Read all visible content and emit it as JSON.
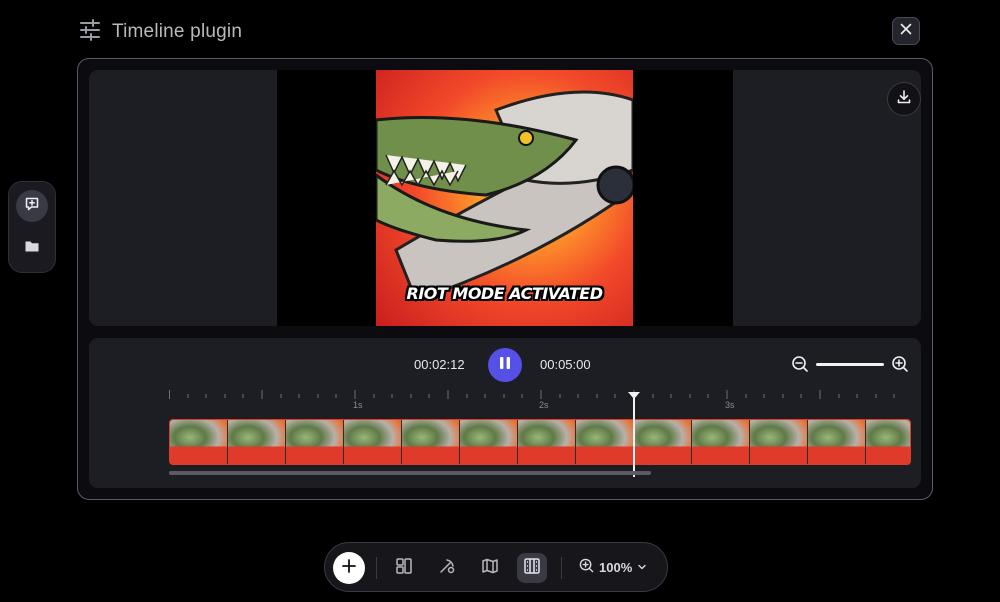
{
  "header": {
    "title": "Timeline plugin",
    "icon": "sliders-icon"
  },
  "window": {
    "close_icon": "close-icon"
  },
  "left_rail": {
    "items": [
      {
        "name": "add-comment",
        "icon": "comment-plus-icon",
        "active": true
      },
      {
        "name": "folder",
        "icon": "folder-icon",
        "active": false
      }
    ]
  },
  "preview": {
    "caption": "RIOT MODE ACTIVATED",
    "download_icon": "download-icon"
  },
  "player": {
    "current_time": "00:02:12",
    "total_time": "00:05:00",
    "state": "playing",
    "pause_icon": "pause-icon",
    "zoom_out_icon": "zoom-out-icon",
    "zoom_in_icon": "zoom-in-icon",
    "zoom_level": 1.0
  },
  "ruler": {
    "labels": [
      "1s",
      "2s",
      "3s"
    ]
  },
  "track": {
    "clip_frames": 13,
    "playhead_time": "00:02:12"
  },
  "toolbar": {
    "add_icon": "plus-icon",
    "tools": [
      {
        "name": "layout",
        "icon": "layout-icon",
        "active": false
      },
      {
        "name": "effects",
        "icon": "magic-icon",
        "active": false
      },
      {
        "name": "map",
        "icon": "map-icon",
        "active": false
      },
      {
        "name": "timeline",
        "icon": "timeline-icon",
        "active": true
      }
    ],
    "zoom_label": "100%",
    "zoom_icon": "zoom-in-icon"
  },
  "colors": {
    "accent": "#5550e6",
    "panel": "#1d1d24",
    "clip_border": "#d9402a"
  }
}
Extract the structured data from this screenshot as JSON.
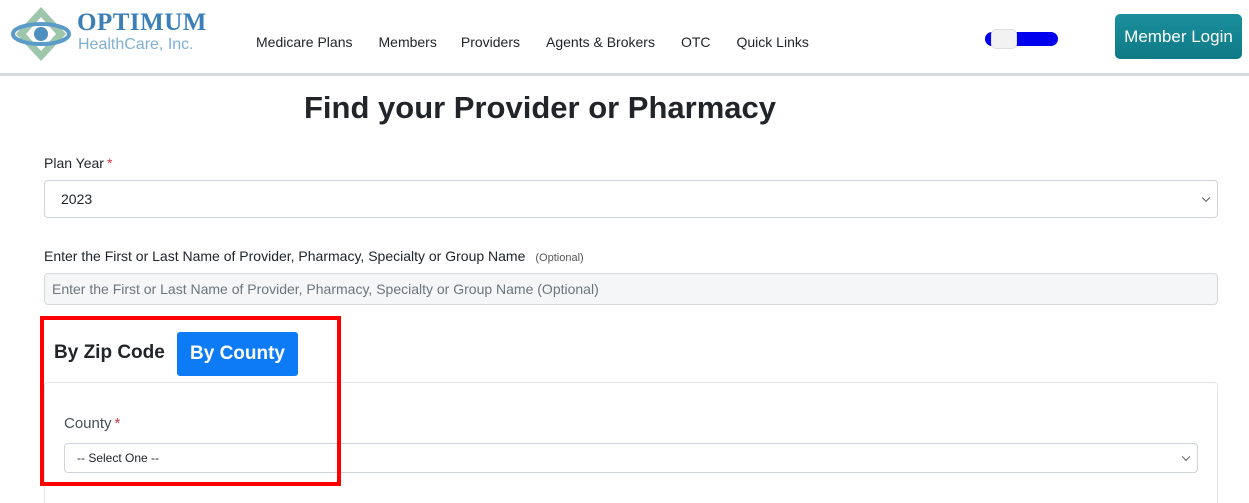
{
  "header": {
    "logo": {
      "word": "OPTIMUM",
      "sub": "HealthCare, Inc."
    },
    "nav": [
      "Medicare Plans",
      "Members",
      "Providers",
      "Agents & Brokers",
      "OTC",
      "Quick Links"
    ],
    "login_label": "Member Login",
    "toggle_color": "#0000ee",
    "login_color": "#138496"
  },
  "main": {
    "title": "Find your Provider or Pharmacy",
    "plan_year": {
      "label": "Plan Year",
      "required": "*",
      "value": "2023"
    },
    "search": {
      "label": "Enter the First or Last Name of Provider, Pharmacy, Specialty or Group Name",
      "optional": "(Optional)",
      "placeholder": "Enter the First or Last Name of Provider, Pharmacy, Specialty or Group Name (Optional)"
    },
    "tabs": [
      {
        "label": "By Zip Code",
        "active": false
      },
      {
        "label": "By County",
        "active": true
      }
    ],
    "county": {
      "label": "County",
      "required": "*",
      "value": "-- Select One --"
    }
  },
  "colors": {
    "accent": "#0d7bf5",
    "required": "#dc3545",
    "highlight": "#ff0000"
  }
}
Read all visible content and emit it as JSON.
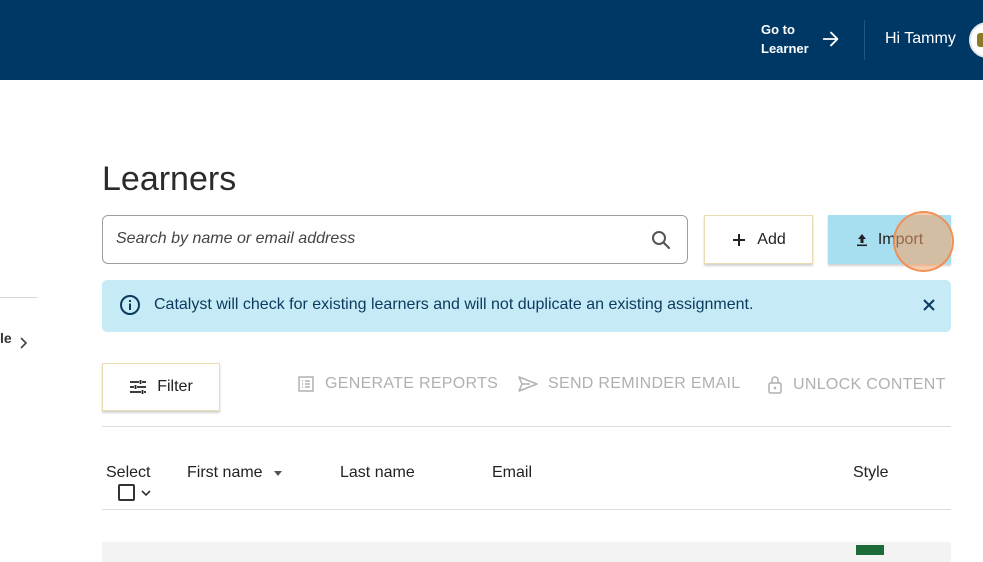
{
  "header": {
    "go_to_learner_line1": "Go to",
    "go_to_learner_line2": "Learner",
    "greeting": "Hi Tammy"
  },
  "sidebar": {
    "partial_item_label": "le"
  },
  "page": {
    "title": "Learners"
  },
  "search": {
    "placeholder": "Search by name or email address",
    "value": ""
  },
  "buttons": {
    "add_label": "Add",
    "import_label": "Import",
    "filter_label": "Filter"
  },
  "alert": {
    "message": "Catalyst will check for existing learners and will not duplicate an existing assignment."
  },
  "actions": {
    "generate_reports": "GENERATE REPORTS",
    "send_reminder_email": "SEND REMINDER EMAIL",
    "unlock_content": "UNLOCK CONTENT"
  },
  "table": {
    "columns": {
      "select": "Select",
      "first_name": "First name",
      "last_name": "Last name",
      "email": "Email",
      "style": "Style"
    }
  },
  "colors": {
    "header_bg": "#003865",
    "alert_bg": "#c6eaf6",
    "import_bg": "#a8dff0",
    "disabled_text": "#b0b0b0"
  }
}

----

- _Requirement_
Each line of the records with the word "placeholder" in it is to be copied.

- _Your response_
      "placeholder": "Enter the First or Last Name of Provider, Pharmacy, Specialty or Group Name (Optional)"
    "placeholder": "Search by name or email address",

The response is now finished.